In lieu of an abstract, here is a brief excerpt of the content:

  • A Geostatistical Framework for Area-to-Point Spatial Interpolation
  • Phaedon C. Kyriakidis (bio)

The spatial prediction of point values from areal data of the same attribute is addressed within the general geostatistical framework of change of support; the term support refers to the domain informed by each datum or unknown value. It is demonstrated that the proposed geostatistical framework can explicitly and consistently account for the support differences between the available areal data and the sought-after point predictions. In particular, it is proved that appropriate modeling of all area-to-area and area-to-point covariances required by the geostatistical framework yields coherent (mass-preserving or pycnophylactic) predictions. In other words, the areal average (or areal total) of point predictions within any arbitrary area informed by an areal-average (or areal-total) datum is equal to that particular datum. In addition, the proposed geostatistical framework offers the unique advantage of providing a measure of the reliability (standard error) of each point prediction. It is also demonstrated that several existing approaches for area-to-point interpolation can be viewed within this geostatistical framework. More precisely, it is shown that (i) the choropleth map case corresponds to the geostatistical solution under the assumption of spatial independence at the point support level; (ii) several forms of kernel smoothing can be regarded as alternative (albeit sometimes incoherent) implementations of the geostatistical approach; and (iii) Tobler's smooth pycnophylactic interpolation, on a quasi-infinite domain without non-negativity constraints, corresponds to the geostatistical solution when the semivariogram model adopted at the point support level is identified to the free-space Green's functions (linear in 1-D or logarithmic in 2-D) of Poisson's partial differential equation. In lieu of a formal case study, several 1-D examples are given to illustrate pertinent concepts.

1. Introduction

Going from one spatial support (domain informed by each measurement or unknown value) to another is of critical importance to numerous scientific disciplines. Coarse spatial resolution predictions of general circulation models, for example, need to be downscaled to the watershed level (or even finer in the case of spatially distributed [End Page 259] models) for hydrologic impact assessment studies. Similarly, socioeconomic variables reported on census tracts need to be downscaled to smaller regions for detailed modeling. Scaling issues continue to be a critical and vibrant research topic in Geography; a recent review of such issues and some of their geostatistical solutions can be found in Atkinson and Tate (2000).

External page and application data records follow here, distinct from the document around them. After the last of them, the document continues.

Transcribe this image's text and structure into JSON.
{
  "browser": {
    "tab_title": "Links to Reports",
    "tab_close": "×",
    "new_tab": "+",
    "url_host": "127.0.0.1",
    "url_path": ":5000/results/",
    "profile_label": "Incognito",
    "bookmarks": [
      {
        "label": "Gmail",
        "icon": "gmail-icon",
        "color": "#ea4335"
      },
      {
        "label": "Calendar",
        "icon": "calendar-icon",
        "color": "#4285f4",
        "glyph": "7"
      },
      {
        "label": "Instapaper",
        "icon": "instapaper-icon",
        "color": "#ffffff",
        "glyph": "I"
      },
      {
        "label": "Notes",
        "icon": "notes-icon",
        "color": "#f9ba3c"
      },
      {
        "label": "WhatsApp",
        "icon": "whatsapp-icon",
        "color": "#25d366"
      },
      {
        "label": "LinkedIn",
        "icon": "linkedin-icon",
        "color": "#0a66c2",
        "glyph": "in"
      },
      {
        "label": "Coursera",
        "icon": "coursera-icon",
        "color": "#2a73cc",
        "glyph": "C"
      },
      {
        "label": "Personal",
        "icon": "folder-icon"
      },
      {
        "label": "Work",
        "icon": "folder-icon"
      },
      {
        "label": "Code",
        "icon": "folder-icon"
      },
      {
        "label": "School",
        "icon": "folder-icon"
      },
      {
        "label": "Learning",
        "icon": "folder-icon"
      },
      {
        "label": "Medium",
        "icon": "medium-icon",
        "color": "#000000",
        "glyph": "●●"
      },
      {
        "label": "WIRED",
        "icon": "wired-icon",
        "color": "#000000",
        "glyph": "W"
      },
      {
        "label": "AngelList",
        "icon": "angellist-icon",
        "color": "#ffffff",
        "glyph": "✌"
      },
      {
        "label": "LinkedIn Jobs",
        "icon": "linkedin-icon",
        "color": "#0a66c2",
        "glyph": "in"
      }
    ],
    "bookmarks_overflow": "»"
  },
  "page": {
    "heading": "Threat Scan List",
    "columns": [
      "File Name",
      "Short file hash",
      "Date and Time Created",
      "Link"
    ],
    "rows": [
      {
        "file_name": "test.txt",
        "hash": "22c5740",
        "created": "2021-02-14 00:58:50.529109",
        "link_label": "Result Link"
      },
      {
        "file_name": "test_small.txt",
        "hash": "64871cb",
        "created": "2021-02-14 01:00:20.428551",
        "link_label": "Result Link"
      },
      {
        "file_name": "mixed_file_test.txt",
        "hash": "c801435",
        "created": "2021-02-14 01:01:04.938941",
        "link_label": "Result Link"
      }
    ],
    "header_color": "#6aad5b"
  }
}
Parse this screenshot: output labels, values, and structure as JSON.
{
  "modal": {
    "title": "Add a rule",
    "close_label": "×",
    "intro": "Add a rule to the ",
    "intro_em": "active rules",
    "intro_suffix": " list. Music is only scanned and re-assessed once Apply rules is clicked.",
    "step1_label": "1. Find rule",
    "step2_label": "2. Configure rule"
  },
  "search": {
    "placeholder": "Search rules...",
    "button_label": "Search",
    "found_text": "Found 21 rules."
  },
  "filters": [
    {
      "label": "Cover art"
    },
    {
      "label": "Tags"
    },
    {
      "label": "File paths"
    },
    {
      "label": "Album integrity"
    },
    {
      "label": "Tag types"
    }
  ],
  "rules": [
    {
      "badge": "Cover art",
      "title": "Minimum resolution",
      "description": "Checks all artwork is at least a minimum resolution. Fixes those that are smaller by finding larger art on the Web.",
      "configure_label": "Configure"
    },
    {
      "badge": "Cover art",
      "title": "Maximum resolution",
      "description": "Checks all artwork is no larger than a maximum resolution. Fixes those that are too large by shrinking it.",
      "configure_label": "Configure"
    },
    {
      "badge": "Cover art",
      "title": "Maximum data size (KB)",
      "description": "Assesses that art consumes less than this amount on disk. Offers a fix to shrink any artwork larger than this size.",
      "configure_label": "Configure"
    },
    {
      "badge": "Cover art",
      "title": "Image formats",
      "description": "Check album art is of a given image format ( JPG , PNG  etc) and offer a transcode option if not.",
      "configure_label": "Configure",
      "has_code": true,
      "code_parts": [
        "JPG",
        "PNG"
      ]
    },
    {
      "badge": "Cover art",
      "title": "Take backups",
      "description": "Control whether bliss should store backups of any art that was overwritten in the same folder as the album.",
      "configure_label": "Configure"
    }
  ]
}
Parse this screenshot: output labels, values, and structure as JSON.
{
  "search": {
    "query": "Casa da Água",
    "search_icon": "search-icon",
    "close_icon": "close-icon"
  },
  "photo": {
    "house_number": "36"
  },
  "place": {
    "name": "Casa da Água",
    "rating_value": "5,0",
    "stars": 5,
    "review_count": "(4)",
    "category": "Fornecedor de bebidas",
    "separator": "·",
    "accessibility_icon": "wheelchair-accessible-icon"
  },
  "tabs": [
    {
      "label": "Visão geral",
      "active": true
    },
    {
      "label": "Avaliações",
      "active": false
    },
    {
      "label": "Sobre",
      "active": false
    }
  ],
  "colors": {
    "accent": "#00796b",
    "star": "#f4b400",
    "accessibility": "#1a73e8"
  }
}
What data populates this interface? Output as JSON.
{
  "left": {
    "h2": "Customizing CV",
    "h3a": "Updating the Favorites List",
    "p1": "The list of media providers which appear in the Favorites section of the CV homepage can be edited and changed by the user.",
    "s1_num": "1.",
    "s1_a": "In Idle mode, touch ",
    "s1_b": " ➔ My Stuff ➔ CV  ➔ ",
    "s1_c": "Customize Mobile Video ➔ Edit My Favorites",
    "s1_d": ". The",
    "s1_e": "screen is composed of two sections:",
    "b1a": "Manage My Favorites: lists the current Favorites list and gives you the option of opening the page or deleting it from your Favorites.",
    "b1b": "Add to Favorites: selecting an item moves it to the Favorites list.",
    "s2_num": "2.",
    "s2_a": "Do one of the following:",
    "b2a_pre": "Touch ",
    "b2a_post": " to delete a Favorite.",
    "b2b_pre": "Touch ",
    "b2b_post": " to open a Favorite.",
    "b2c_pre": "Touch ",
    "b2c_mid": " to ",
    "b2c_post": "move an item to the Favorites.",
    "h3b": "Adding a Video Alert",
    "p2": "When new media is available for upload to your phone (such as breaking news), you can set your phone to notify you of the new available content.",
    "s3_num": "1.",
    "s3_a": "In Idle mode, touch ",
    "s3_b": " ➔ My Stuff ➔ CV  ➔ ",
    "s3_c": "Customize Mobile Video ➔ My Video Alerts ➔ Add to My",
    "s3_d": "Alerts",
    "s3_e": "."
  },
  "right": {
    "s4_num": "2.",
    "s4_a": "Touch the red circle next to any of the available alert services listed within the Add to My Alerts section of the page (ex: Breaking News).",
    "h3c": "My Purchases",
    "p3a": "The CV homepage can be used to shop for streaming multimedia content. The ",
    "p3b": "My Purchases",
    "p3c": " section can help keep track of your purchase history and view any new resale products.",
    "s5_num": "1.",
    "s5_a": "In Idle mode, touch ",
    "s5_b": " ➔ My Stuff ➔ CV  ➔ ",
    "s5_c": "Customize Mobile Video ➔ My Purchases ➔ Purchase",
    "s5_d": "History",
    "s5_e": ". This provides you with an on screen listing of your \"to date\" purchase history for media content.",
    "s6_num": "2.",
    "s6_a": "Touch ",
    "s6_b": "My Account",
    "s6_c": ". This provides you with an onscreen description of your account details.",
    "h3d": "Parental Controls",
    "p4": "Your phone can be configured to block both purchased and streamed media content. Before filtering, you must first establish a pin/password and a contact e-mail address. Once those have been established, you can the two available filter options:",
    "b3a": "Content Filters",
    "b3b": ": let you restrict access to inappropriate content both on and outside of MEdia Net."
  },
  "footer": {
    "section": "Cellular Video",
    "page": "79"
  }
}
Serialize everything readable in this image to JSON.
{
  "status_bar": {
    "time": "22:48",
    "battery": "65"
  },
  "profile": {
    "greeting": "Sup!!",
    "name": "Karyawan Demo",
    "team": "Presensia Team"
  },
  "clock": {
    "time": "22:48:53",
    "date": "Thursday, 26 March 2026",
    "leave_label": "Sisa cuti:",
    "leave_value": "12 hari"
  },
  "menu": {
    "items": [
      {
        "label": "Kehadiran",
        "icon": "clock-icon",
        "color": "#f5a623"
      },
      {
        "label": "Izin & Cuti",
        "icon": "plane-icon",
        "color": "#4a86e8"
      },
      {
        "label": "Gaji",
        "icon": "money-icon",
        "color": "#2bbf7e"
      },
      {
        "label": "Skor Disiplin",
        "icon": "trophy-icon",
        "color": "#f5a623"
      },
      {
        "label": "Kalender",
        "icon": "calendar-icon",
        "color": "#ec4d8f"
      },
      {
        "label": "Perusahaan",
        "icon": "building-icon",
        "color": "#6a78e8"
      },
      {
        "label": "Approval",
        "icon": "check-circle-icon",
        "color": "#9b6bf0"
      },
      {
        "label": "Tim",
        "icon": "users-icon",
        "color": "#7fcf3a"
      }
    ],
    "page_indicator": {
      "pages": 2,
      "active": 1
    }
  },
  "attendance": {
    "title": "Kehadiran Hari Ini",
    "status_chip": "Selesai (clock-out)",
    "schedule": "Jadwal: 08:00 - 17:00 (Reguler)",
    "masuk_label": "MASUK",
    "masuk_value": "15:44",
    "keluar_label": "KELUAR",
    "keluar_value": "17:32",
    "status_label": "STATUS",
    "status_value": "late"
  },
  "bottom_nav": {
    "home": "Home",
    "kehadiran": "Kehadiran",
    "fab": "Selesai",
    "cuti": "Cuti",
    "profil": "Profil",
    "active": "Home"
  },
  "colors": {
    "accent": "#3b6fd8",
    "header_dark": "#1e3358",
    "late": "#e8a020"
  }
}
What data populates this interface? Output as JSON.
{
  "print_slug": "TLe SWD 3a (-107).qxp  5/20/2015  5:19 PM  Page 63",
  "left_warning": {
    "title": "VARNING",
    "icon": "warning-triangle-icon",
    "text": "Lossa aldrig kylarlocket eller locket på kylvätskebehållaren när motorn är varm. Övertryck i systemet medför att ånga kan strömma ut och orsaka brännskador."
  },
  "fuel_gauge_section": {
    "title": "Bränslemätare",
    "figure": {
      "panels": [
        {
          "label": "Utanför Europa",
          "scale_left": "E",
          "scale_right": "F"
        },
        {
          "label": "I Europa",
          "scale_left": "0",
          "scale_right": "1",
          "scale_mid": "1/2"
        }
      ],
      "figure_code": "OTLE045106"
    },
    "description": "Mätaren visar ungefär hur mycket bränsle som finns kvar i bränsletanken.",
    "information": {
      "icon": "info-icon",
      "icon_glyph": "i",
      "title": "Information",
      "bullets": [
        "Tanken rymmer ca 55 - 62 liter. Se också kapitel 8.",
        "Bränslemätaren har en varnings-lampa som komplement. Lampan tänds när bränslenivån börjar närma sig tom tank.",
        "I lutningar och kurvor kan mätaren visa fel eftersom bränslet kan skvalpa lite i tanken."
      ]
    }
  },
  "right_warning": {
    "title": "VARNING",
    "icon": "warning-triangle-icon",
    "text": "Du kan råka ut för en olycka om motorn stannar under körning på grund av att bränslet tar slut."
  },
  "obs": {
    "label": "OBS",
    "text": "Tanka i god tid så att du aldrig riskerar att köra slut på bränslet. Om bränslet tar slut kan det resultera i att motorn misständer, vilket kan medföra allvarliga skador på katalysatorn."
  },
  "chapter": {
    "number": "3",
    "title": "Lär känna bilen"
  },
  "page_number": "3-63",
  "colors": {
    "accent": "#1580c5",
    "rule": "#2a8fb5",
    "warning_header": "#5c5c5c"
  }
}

Area-to-point interpolation is a particular case of change of support, whereby areal data are used to predict point values; these points need not lie on a regular grid or comprise a surface. For a recent comprehensive review of existing approaches for change of support, see Gotway and Young (2002). Alternatively, area-to-point interpolation can be viewed as a special case of areal interpolation (Haining 2003), whereby both source data and target values pertain to the same spatial attribute and are defined respectively over areal units and points. Routine applications of area-to-point interpolation in geography (Lam 1983), however, tend to ignore several critical issues: (i) the explicit account of the different supports of the areal data and sought-after point predictions, for example, the areal data are often incorrectly collapsed into their respective polygon centroids; (ii) the coherence of predictions, for example, the areal average of point predictions within any area comprising an areal average datum, should be equal to that datum (if the latter is assumed error free); and (iii) the uncertainty in the resulting point predictions.

The geostatistical framework for area-to-point prediction presented in this paper is a special case of the original development of Kriging, which was formulated as the spatial prediction of an areal value using available areal data of the same or different variable (Matheron 1971; Journel and Huijbregts 1978; Gotway and Young 2002). Most geosta-tistical textbooks and applications regarding change of support, however, address only the problem of point-to-area interpolation via the use of block Kriging (Isaaks and Srivastava 1989; Cressie 1993; Wackernagel 1995; Goovaerts 1997). This is partially a consequence of the mining practice, where most of the original geostatistical developments...